1. Descriptive Statistics
N Minimum Maximum Mean Std. Deviation
What is your gender? 215 1 2 1.74 .440
What is your age? 215 17 56 24.62 7.528
Where are you from? 215 1 8 3.25 2.599
Which region are you from? 215 1 4 2.43 1.038
What is your highest level of education you are currently enrolled in?
215 1 4 2.87 .434
What is your employment status?
215 1 7 4.32 1.448
Valid N (listwise) 215
1.1 Where are you from?
Frequency Percent Valid Percent Cumulative %
Valid The Netherlands 49 22.8 22.8 22.8
Ecuador 102 47.4 47.4 70.2
India 3 1.4 1.4 71.6
South Korea 3 1.4 1.4 73.0
China 10 4.7 4.7 77.7
Germany 4 1.9 1.9 79.5

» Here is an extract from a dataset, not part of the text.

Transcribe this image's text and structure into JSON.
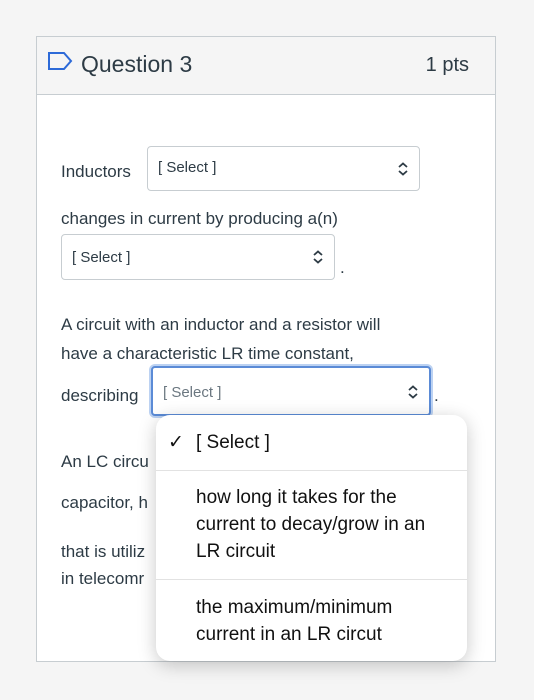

Belgium 2 .9 .9 80.5
Other (please list below) 42 19.5 19.5 100.0
Total 215 100.0 100.0